Greetings from South Dakota, where I’m vacationing with my mom, dad and daughter. Three generations– each with their own agenda and me as the “tweener” in the middle. Here’s how the trip has gone so far.
DAY ONE IN CASSVILLE, WIS.: My folks trace dad’s genealogy, I buy some cheese curds and my teen tunes out with her iPod. We all share a room with a really loud air conditioner and there’s a constant cue to the bathroom. Dusk comes and my folks go to bed and we are expected to follow. We toss and turn until midnight, then settle into a deep slumber that is shattered by the rustling of newspapers and a percolating pot of coffee. “Did I wake you?” asks mom in her most surprised voice.
The accommodations are better on days two, three and four. Our condo on the golf course in Galena, Ill. (home of Civil War hero and President Ulysses S. Grant) has two bedrooms and, more important, two baths. Harmony is running high until dinner, when my teen wants Italian and my folks are grossed out by the huge plates of pasta that are brought to the table.
“How can anyone eat all this?” my parents remark. “We’ve lost our appetites!” The enormous portions come up at least 10 more times in conversation before we get the bill.
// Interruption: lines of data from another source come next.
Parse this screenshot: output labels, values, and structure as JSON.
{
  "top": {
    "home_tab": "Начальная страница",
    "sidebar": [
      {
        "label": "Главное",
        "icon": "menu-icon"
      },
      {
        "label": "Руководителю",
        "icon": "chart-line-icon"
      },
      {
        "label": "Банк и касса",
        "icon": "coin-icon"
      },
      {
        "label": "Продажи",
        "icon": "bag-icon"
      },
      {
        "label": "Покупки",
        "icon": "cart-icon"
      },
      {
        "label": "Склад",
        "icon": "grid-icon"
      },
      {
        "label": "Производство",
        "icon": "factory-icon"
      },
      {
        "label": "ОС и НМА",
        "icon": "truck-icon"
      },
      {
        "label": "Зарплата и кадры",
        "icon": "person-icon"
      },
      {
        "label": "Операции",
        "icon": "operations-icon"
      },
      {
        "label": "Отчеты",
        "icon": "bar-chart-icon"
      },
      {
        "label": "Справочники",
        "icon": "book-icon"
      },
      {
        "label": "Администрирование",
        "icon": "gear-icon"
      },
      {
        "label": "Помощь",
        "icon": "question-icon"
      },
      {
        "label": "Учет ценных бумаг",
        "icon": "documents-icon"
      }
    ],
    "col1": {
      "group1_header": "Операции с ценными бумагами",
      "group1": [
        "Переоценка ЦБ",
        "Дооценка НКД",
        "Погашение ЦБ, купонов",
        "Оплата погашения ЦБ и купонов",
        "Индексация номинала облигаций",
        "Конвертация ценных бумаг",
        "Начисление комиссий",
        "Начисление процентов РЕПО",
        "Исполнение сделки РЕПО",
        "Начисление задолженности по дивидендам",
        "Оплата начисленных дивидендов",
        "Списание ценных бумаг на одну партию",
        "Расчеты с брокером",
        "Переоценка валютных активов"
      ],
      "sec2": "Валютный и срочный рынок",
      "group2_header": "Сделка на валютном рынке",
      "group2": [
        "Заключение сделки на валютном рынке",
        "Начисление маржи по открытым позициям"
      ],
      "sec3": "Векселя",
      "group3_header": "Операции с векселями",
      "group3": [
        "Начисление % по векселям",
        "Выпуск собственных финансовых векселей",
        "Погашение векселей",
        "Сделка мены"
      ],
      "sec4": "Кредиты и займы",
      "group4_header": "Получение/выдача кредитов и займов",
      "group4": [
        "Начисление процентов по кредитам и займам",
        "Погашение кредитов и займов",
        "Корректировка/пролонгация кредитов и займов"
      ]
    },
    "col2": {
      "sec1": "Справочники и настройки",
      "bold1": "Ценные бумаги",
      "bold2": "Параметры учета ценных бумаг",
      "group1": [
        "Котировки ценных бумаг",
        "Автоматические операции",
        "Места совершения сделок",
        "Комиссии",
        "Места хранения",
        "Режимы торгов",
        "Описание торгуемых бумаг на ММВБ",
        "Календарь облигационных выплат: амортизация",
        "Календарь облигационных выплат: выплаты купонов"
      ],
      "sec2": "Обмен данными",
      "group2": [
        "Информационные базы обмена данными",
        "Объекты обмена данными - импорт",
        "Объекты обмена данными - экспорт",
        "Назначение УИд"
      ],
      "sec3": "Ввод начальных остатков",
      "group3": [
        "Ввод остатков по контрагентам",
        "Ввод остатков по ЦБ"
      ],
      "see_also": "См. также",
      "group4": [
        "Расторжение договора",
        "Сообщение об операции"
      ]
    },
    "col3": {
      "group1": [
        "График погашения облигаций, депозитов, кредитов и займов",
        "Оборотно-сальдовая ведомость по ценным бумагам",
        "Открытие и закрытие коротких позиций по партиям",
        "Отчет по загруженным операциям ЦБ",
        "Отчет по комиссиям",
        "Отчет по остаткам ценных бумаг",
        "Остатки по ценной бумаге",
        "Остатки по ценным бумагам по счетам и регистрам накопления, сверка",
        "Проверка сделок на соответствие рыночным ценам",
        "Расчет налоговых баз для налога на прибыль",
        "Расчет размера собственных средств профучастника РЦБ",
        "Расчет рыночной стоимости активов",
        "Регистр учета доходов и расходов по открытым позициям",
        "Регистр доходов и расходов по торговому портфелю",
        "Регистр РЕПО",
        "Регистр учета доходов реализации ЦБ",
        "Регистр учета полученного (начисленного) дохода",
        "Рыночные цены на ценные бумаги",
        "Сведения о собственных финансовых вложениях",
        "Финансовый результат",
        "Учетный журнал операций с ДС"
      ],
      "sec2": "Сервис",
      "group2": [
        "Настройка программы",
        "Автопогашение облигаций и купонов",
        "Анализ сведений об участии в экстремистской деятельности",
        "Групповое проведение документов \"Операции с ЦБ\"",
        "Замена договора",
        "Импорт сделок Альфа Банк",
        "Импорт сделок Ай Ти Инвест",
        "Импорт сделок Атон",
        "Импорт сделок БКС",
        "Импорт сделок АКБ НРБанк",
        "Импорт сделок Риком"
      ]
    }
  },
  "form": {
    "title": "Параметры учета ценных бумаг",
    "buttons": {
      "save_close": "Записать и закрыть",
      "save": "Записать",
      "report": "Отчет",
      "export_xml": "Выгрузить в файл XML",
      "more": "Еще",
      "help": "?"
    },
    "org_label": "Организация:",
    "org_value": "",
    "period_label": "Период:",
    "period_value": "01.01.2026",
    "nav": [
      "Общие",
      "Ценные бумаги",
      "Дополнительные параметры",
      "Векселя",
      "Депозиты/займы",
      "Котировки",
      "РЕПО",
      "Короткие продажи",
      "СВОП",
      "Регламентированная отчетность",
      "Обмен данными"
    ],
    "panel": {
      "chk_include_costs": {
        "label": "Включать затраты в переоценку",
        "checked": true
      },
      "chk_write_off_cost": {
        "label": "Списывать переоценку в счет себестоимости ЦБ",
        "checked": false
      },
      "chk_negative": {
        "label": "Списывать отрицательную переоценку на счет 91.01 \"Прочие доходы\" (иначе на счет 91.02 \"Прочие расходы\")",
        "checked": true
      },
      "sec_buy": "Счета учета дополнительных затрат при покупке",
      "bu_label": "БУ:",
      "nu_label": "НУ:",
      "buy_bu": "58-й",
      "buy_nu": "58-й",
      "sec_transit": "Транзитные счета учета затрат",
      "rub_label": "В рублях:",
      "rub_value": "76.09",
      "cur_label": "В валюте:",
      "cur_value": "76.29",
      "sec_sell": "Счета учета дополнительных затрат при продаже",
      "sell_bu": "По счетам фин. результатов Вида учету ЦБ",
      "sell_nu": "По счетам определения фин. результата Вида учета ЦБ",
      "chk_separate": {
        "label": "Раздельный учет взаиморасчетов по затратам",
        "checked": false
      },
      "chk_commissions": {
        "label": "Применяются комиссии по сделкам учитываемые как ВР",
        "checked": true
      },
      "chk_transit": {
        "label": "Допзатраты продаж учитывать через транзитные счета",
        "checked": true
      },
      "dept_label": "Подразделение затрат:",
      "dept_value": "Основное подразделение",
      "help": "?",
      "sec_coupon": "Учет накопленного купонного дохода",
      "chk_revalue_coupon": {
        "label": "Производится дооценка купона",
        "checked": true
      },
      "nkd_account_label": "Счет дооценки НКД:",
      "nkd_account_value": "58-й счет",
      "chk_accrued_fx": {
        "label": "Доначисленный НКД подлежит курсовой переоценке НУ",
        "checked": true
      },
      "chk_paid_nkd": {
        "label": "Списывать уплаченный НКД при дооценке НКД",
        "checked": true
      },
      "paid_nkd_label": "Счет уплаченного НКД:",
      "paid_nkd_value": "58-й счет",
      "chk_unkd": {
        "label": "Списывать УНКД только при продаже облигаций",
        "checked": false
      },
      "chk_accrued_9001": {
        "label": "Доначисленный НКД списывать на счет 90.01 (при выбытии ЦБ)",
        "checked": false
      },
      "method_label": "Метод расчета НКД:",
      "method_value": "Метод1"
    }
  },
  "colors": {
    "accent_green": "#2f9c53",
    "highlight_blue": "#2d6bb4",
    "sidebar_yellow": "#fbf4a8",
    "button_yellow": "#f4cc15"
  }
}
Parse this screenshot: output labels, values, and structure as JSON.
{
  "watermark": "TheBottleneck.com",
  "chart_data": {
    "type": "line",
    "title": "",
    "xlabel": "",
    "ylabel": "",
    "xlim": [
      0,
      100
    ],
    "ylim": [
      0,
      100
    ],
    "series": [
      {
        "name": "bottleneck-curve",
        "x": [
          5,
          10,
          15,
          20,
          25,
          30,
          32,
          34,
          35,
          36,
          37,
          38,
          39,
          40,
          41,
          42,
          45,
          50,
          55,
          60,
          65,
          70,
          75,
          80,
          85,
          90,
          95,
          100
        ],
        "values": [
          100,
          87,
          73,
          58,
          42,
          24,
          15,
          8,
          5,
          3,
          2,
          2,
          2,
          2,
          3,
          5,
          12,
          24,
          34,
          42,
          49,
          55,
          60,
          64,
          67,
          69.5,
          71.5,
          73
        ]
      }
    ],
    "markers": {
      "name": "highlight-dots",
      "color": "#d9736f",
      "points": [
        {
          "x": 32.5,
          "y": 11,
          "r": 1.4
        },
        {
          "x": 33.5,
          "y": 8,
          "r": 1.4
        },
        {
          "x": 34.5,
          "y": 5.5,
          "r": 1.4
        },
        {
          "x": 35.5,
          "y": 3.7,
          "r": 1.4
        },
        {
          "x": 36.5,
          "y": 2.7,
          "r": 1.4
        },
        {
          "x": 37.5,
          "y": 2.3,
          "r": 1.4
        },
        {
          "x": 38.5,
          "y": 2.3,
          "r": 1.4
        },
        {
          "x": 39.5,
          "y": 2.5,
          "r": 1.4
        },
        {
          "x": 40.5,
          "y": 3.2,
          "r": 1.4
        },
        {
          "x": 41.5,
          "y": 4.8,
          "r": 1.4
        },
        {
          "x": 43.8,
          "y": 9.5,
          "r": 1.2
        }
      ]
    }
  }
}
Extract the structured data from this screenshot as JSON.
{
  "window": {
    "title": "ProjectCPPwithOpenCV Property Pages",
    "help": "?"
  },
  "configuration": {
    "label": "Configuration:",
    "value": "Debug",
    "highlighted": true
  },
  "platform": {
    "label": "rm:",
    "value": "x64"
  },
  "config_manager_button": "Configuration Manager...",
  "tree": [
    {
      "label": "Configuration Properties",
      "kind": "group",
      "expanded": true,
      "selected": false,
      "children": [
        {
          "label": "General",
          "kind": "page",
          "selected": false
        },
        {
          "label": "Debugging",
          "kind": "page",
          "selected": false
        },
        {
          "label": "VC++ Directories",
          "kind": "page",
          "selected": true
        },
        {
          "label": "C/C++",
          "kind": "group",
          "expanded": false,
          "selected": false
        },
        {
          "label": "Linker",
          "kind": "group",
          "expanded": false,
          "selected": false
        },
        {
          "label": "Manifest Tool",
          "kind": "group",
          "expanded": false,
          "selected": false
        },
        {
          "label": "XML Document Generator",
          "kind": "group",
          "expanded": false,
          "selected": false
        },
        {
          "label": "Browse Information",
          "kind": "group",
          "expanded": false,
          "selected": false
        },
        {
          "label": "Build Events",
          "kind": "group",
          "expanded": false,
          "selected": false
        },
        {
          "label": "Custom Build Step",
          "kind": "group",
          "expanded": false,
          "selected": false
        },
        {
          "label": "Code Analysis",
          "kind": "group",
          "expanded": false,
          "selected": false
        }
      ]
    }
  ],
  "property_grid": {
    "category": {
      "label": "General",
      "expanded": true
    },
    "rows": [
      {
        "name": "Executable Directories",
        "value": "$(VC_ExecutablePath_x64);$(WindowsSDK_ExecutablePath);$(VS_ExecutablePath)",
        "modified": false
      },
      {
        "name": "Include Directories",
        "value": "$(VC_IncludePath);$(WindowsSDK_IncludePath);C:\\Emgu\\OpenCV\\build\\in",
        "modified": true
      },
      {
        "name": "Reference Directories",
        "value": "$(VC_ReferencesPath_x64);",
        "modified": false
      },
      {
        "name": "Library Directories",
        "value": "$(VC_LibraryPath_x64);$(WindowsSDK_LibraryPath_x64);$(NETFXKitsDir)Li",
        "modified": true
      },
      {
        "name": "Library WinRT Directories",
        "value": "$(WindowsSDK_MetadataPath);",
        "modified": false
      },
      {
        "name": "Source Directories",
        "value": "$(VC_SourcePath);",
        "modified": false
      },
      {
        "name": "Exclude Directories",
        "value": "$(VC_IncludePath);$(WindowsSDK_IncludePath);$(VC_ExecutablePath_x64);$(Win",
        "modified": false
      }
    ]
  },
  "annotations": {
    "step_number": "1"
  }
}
My dad complains of heartburn half the night and we all wake up in our crabby pants the next morning.
DAY FIVE: The dirty clothes are taking over the back seat of my father’s Buick like a growing living organism. It breathes and it’s threatening to consume everything in its path. My teen freaks out and spends the morning in the Laundromat. We arrive in Pierre, S.D., in time for a Buffalo dinner.
DAY SIX: I would kill for some fog. The Midwestern heat is addling my brain and my teenager swears she can’t go outside.
Mom says she’s chilly and adds another layer of clothing. At dinner, my folks ask us how we can eat such spicy food.
“Maybe it’s why you’re always hot,” they remark.
And so the trip goes, with conflict and compromise as we blend the generations. Club Med it’s not. But I wouldn’t trade the laughter and memories for any vacation on earth.
TAKING CHARGE: A few weeks ago, I mentioned a dangerous section of sidewalk in front of the Blockbuster in Montclair. At least two readers reported tripping on the walkway and wanted it fixed. Well, the wheels are in motion and Public Works is addressing the problem.
But there’s more to the story. There’s apparently a city-operated call center now where you can report stuff like this and have someone take action. It’s staffed by Sabrina Jones, who is described as a truly dedicated employee. The number is 510-615-5565. Give it a try and let me know what you think.
“CADDYSHACK”: It’s a blast from the past at Oakland’s Claremont Country Club. Reader Timmy Fanning says he’s earning money for college this summer as a caddy at the venerable Broadway Terrace golf course.
“I carry two bags and make $90 for four hours of exercise,” he said, adding that you don’t even have to be a golfer yourself — you just need a strong back and legs. And it doesn’t hurt to look good in one of those white caddy jumpsuits they wear, either.
HELPING HAND: From Oakland to Africa — A timely gift is on its way to some of the world’s poorest people.
Local author Susan Urquhart-Brown says she’s sending copies of her book “The Accidental Entrepreneur” to fledgling businesswomen in Tanzania, Uganda and Kenya. Susan has seen for herself how hard women are working there to overcome poverty. After her last visit, she said: “I was inspired by the women’s enthusiasm, work ethic, generosity and gratitude and their ability to do so much with so little.”
Susan wrote the book after launching her own business in 1995.
E-MAIL BAG: Reader Chuck Harrison (who was instrumental in getting the drop-off mail boxes at Mountain and Colton) is on another crusade. He wants a crosswalk in front of the Montclair Library.
“Young children are especially vulnerable,” he writes, adding that speeding cars have been an issue on this section of Mountain Boulevard. Then there’s the problem of parking. “While it’s possible to slip into parking behind what I still call The Montclair Women’s Club building at Thornhill, it is far safer to go where there is off-street library parking at the Dimond branch (on Fruitvale Avenue) and at the Rockridge branch (on College Avenue).” Anybody for valet parking?
And speaking of the Oakland libraries, the waiting list to check out the newest Harry Potter book is around 400 people. J.K. Rowling could probably write another book in the time it takes to reach the top of the list. But then again, saving $25 might be worth the wait.